▼▼▼
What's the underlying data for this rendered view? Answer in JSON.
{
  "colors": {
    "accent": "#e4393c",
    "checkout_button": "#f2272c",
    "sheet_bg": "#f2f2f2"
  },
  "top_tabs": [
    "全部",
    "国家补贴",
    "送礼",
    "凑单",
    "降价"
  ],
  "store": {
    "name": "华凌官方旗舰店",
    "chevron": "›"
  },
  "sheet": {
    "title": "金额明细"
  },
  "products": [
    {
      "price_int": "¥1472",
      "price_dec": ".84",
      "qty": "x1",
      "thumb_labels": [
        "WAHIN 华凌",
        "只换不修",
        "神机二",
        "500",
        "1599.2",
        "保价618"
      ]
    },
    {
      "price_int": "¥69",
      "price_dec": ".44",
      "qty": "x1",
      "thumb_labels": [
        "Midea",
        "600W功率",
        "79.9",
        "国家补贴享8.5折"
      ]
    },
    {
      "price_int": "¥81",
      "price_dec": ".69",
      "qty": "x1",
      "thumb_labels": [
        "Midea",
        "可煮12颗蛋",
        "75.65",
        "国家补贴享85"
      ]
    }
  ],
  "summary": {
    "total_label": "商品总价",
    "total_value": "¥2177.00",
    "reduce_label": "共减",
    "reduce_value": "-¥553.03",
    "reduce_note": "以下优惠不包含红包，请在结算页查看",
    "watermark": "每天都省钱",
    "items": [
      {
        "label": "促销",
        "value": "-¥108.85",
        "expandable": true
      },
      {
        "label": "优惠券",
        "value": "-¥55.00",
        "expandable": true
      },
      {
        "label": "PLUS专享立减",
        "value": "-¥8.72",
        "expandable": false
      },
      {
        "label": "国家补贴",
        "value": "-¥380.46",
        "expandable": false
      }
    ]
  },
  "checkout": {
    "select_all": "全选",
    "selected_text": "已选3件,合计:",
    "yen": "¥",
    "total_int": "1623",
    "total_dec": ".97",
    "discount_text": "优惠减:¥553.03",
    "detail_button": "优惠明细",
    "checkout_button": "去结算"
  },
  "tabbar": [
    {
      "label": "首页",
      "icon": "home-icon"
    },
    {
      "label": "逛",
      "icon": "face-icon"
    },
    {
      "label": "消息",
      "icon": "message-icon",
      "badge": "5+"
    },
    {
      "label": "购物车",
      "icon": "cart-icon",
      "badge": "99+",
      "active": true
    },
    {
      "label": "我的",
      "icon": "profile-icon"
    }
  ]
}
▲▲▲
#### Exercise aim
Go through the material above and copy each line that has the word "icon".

#### Problem solution
      "icon": "home-icon"
      "icon": "face-icon"
      "icon": "message-icon",
      "icon": "cart-icon",
      "icon": "profile-icon"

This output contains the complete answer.